*WHAT YOU ARE ASKED TO DO*: From the entries, copy each line that includes "icon".

Records drawn from a dataset

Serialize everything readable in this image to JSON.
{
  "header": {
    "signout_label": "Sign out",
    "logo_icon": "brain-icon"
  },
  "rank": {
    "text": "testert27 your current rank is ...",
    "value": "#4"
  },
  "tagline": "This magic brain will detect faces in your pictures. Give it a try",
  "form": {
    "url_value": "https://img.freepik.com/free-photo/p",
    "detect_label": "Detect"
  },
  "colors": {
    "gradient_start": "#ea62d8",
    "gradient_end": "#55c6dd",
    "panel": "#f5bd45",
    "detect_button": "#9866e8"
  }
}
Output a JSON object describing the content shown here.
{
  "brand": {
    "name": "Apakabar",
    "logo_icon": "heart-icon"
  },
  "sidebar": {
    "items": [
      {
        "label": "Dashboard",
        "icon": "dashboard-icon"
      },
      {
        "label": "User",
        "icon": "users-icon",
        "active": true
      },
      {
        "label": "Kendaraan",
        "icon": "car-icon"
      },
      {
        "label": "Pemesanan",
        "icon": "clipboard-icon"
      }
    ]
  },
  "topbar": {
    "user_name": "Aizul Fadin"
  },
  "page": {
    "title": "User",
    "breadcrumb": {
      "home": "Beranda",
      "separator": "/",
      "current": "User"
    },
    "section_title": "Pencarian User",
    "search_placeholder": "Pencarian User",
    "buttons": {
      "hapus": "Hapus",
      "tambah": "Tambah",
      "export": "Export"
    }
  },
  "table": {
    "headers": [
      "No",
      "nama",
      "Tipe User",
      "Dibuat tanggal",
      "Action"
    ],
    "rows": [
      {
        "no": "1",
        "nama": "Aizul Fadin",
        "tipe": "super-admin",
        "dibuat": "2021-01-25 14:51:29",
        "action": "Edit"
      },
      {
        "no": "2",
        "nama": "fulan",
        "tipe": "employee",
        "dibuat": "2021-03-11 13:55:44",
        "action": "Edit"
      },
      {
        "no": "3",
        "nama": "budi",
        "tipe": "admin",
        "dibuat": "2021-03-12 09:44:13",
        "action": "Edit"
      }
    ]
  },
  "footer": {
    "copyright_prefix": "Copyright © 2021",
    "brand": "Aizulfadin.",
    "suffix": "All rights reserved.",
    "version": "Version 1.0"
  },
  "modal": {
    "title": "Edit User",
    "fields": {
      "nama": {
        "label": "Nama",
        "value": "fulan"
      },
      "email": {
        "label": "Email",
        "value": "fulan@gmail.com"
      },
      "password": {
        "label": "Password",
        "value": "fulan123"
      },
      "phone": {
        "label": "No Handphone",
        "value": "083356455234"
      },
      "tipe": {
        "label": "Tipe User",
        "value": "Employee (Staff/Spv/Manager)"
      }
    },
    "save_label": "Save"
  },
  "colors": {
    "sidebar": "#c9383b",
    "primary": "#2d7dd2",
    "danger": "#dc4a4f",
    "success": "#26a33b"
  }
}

*EXPECTED ANSWER*:
    "logo_icon": "brain-icon"
    "logo_icon": "heart-icon"
        "icon": "dashboard-icon"
        "icon": "users-icon",
        "icon": "car-icon"
        "icon": "clipboard-icon"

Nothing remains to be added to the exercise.